Where "subtitle" occurs in a line of the entries below, copy that line.

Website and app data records

—————

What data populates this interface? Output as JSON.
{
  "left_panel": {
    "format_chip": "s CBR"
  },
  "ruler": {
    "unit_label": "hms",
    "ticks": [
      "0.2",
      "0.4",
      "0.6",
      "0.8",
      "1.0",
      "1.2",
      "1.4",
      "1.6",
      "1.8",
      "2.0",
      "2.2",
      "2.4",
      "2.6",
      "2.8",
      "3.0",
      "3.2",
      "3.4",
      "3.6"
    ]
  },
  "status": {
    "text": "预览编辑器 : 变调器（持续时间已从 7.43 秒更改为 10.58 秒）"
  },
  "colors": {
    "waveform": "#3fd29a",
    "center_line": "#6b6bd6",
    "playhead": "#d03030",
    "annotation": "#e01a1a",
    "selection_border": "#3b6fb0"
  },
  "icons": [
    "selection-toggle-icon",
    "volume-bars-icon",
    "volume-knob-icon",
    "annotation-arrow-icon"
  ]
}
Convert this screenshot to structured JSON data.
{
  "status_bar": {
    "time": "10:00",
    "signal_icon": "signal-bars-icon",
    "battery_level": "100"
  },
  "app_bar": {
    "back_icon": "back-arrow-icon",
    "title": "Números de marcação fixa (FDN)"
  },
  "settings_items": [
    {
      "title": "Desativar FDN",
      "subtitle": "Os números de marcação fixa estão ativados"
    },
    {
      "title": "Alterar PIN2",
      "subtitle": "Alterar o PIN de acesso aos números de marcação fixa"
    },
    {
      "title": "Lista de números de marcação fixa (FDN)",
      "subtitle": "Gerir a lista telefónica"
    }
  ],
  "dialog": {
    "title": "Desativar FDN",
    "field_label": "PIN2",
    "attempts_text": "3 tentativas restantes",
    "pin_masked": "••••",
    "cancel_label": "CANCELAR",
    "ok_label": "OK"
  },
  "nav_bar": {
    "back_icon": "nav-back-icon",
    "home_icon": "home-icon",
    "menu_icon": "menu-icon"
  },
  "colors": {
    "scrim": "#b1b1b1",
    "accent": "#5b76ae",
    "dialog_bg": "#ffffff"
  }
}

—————

RESPONSE FOR THIS EXERCISE:
      "subtitle": "Os números de marcação fixa estão ativados"
      "subtitle": "Alterar o PIN de acesso aos números de marcação fixa"
      "subtitle": "Gerir a lista telefónica"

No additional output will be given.